Sunday, September 14, 2014

Catching Up

We are finally settling in.

We started Albanian language training on Tuesday, a week later than our other classmates thanks to our TDY back to Tallinn.

Being back at FSI (the Foreign Service Institute) is like old home week. You are constantly running into people you haven't seen in years. It is a lot of fun. Less fun is the cafeteria, or as folks there are calling it, the "halfeteria." It is mostly not functional owing to construction to expand it. Of course, I have never been a big fan of the food there, so it isn't much of a loss.

Albanian is a hard language, and not one that is related closely to any other language. But thankfully, having learned Estonian, I feel pretty confident in my ability to get to the required score.

The teachers seem good and I like them. Plus, we have a neighbor from Albania who also used to teach Albanian. She said she would be happy to practice with us.

Our schedule has left a bit to be desired. Overcrowding at FSI has meant them needing to have two time blocks for students. We were originally scheduled to be in Block A, 7:40 am to 2:30 pm. But while we were in Tallinn, that got moved around because basically no one wants Block B, 10:40-5:30, and we weren't there to state our case.

Block B is objectively worse. Even as a confirmed non-morning person, the extra sleep offered by block B is not enough to make me prefer it. It means that our 30 minute commute turns into an hour or more on the way home. If you are in block A, you can make doctor's appointments for the afternoons. This is a big bonus when you have been overseas for a while. The few hours in the morning aren't long enough for that when you have a commute of any sort.

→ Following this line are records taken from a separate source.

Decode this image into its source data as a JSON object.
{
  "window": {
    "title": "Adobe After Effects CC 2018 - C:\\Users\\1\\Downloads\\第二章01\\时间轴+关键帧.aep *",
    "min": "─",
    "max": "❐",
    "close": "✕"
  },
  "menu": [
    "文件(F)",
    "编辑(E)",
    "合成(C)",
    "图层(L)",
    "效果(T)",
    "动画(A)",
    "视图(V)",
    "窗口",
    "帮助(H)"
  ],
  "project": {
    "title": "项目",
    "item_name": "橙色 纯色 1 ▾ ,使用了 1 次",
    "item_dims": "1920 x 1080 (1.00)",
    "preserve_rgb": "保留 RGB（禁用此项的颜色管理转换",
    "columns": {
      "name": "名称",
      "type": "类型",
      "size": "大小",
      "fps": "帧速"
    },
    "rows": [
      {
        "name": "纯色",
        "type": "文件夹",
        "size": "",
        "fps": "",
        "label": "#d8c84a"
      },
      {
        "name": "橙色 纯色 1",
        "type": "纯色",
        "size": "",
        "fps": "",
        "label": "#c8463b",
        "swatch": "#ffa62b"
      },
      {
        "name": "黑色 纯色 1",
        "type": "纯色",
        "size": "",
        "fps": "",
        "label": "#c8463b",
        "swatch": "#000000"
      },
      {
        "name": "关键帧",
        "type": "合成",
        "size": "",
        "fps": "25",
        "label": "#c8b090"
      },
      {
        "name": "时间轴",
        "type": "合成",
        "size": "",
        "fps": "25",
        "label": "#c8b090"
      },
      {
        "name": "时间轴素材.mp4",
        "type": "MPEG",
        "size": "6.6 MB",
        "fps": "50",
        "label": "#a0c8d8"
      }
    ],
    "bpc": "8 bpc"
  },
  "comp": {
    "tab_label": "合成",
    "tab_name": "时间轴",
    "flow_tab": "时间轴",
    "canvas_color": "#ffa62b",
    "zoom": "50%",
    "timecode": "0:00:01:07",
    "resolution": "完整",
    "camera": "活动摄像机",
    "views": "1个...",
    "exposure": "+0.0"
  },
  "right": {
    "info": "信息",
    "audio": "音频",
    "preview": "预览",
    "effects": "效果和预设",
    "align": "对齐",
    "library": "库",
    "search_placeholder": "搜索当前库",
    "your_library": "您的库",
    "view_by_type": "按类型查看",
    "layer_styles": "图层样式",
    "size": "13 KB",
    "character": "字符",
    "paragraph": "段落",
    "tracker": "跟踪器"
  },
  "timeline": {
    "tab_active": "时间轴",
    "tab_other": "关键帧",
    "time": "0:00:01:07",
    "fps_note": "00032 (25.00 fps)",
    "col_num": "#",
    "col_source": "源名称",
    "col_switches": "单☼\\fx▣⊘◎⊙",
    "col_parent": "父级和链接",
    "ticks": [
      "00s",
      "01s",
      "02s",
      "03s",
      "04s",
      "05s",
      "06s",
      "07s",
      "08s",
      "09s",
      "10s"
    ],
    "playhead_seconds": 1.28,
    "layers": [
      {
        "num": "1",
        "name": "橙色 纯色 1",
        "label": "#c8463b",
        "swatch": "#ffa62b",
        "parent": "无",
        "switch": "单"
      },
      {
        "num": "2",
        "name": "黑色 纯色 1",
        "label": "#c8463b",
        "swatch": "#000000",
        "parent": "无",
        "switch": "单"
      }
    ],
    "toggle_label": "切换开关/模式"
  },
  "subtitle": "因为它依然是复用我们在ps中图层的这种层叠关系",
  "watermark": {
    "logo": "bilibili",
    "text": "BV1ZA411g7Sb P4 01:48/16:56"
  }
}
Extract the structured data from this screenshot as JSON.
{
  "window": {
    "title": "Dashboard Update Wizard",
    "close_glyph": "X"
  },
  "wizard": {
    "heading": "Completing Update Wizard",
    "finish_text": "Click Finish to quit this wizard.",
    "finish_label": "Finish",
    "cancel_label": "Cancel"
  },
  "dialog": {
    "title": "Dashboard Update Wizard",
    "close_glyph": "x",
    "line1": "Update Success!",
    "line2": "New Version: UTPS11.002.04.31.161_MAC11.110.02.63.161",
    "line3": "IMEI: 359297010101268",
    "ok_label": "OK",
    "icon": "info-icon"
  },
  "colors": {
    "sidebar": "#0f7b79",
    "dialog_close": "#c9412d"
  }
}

We are trying to get it changed, but I am not optimistic. So I am trying to use the time in the morning to make progress unpacking. Good grief we have too much crap! And too many clothes! We lack the drawer or closet space for most of our clothes, so our bedroom is one place where I have made less progress unpacking than I had hoped. But at least we have functional (of still cluttered) kitchen and living rooms. Both offices are progressing, and the spare bedroom will be visit ready as soon as we figure out what to do with all those books!!

Outside the house, we have installed a new patio and ordered a table to put on it. So soon we can have guests. And I have assembled a porch swing and just need to find someone to hang it. I also took down the crappy house numbers (a piece of white wood with stickers of the house numbers) and replaced it with a nice house sign I ordered.

Of course, my fear is we will get everything situated just in time to pack out again in July...

Wednesday, September 10, 2014

Getting the Rest of Our Stuff

If you could come up with anything to do after you have just worked an exhausting week preparing for a POTUS visit, just traveled back across the globe and are still suffering through jet lag, what would you do?

Have your HHE delivered, of course!

Because I am a masochist, clearly.

We flew back from Tallinn on the 5th, a Friday, and had our Household Effects from Tallinn delivered Monday. Because I am nuts. But mostly because I wanted our bed.

Our stuff filled four and a half crates! Clearly I need to spend this year decluttering.

Sunday, September 07, 2014

The Travel Day Was Worth It

I could also title this post "the day I met the President...again."

I met President Obama once before, when I was in Jerusalem. Of course, at that time, he wasn't President Obama, he was Senator Obama. But I knew he was going to be president one day, so I got my picture taken with him.

On September 3rd, I got my picture taken with him again, this time when he was actually president. If you are my Facebook friend, you have seen it. If not, you'll have to take my word for it, since this blog is "anonymous."

I knew that we wouldn't get more than a split second with him, and I wanted to make it count.

So we got there early so we'd get a good place to stand. Turns out we got one of the best places...the embassy photographer was right near us and not allowed to move, so we got one of the only good pictures that day. And when he was talking, before he came around to shake everyone's hands, I was about 10 feet from him.

When he shook my hand, I looked at him and said, "Thank you for supporting marriage equality." He touched my shoulder and said "of course."

The rest of the visit was...a visit. I handled his speech at Nordea Concert Hall. I was maybe 20 feet from the stage, my reward for having worked all week through constant headaches and changes and headaches that came from the changes. Let's just say when you are trying to invite people to a limited seating event that everyone wants their favorites to attend, it gets a little nuts. But it was worth it...the speech was great and ended up being important from a foreign policy perspective.

You can read the speech here or watch it below: